** PROBLEM DETAILS **
Each line, starting at the one with "Output a JSON" and running to the end of the data below, is to be set down again exactly, both ends included; leave pictures out.

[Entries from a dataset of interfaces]
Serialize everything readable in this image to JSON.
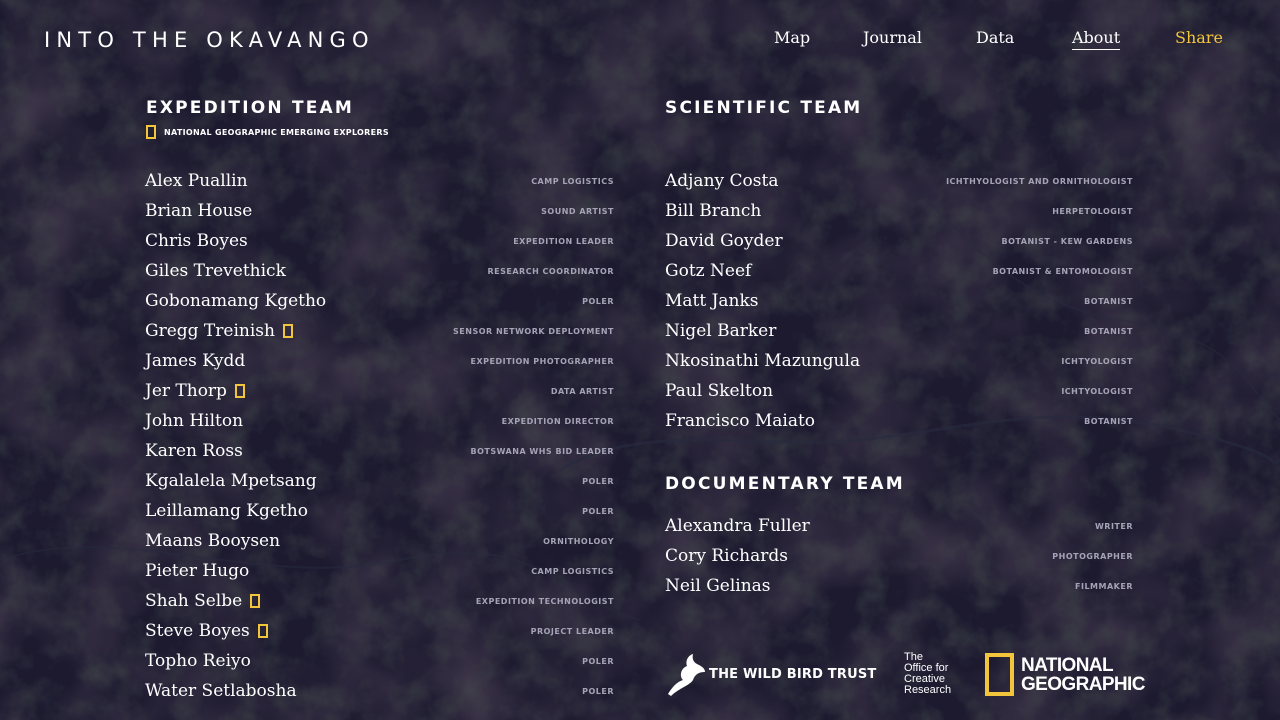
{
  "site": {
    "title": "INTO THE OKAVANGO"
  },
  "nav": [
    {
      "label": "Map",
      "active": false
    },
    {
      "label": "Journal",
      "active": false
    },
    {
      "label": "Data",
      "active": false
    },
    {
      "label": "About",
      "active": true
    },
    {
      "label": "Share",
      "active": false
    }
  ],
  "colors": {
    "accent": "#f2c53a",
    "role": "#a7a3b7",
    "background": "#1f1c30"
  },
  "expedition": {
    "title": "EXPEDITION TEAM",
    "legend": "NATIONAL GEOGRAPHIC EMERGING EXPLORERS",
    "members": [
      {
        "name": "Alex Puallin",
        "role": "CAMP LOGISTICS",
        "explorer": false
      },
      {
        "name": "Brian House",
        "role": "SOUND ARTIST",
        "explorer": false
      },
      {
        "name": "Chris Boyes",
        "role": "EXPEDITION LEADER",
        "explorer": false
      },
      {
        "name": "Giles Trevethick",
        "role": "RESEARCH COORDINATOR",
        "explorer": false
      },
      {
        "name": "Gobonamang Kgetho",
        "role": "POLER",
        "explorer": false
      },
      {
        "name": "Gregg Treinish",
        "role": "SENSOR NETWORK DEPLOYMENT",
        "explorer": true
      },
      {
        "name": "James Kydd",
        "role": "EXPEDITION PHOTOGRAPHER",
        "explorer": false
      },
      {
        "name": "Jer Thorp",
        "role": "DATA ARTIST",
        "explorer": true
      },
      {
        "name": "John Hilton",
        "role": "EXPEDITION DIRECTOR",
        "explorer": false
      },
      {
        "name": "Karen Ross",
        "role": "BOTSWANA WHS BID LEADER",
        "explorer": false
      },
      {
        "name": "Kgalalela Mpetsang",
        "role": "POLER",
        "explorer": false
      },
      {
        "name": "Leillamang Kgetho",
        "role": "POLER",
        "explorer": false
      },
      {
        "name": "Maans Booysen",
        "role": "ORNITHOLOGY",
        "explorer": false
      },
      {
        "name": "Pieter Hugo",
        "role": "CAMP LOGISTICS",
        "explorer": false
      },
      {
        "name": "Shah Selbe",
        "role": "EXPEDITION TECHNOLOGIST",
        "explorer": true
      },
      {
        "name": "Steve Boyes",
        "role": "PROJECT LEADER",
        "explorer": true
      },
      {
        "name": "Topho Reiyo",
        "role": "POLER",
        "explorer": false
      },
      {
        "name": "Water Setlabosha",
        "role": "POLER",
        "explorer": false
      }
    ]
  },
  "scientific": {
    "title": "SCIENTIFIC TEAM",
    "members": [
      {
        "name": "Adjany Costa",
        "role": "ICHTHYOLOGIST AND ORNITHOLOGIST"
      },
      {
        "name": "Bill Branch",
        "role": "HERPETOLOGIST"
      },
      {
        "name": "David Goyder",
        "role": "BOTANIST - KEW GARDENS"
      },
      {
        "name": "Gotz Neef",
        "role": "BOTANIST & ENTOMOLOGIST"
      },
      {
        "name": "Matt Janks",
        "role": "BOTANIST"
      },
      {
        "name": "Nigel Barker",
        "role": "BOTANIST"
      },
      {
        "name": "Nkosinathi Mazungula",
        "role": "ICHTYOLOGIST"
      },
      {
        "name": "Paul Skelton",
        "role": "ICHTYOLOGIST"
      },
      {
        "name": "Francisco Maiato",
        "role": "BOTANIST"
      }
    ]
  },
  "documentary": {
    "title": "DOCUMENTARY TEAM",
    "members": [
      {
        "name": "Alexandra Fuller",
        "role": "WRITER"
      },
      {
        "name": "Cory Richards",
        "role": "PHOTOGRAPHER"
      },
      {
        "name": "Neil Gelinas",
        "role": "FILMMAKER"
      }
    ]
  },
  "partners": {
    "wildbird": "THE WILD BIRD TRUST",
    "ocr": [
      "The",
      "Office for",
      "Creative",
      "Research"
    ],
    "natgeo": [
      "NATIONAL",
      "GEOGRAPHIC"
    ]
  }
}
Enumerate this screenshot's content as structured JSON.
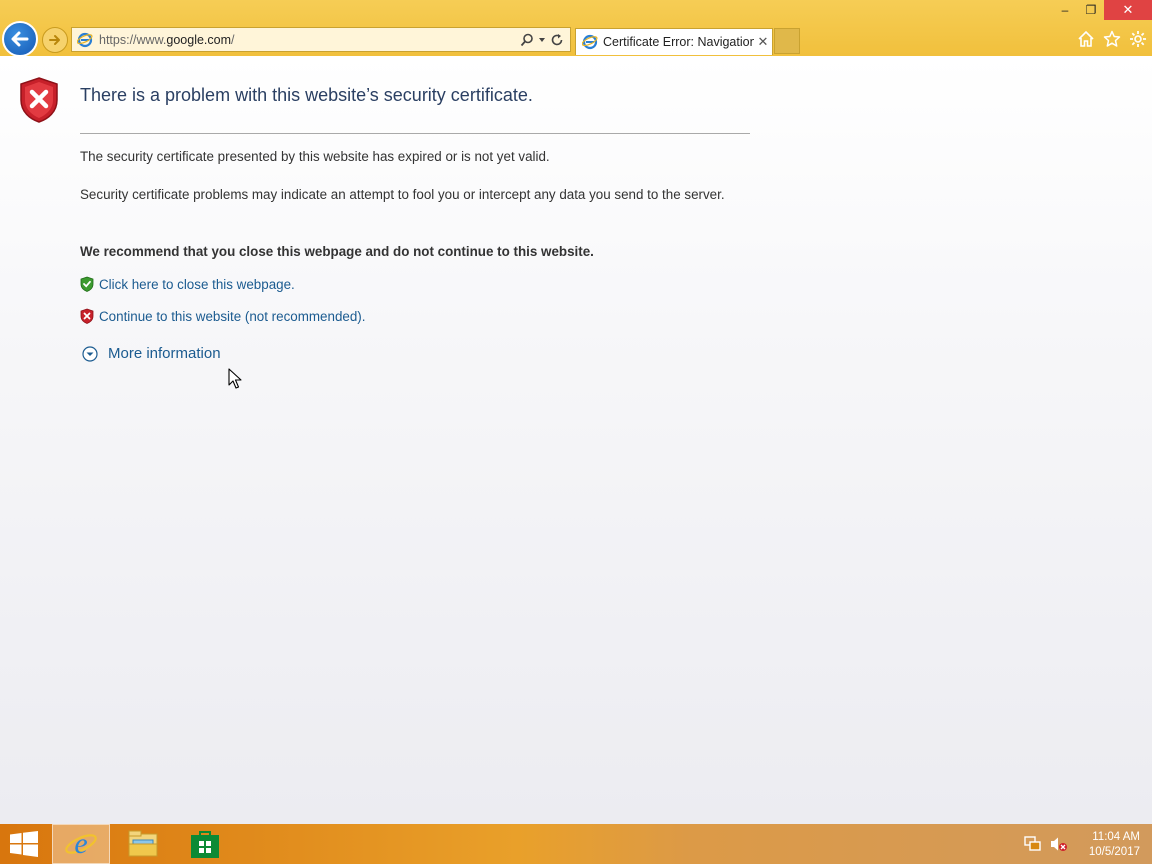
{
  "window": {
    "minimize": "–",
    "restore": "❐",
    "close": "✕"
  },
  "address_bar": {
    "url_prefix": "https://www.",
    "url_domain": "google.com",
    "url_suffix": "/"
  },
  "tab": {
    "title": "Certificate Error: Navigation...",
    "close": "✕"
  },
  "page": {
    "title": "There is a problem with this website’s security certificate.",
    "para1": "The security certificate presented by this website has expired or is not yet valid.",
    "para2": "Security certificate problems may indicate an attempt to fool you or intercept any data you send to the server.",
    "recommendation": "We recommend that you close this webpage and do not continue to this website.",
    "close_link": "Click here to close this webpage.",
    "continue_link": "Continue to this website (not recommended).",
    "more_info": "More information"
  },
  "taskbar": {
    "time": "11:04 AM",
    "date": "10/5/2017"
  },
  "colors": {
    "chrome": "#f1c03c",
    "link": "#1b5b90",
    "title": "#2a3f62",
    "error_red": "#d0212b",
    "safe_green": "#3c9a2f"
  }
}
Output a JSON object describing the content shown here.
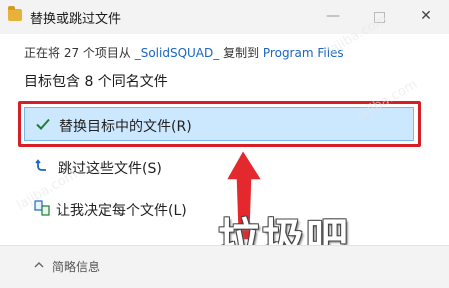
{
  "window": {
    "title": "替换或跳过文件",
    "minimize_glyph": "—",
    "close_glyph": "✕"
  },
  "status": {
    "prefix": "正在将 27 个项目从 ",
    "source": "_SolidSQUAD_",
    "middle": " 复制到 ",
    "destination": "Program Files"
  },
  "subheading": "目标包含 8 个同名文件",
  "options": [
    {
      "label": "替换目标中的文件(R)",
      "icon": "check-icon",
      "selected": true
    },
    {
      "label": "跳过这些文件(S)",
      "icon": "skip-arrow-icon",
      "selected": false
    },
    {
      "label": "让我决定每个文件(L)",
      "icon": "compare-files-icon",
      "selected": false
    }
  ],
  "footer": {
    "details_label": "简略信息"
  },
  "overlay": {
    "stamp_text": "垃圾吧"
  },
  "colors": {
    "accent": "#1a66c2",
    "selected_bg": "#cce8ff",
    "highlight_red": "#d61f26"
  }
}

** FINISHED TASK **
Output a JSON object describing the content shown here.
{
  "window": {
    "title": "替换或跳过文件",
    "minimize_glyph": "—",
    "close_glyph": "✕"
  },
  "status": {
    "prefix": "正在将 27 个项目从 ",
    "source": "_SolidSQUAD_",
    "middle": " 复制到 ",
    "destination": "Program Files"
  },
  "subheading": "目标包含 8 个同名文件",
  "options": [
    {
      "label": "替换目标中的文件(R)",
      "icon": "check-icon",
      "selected": true
    },
    {
      "label": "跳过这些文件(S)",
      "icon": "skip-arrow-icon",
      "selected": false
    },
    {
      "label": "让我决定每个文件(L)",
      "icon": "compare-files-icon",
      "selected": false
    }
  ],
  "footer": {
    "details_label": "简略信息"
  },
  "overlay": {
    "stamp_text": "垃圾吧"
  },
  "colors": {
    "accent": "#1a66c2",
    "selected_bg": "#cce8ff",
    "highlight_red": "#d61f26"
  }
}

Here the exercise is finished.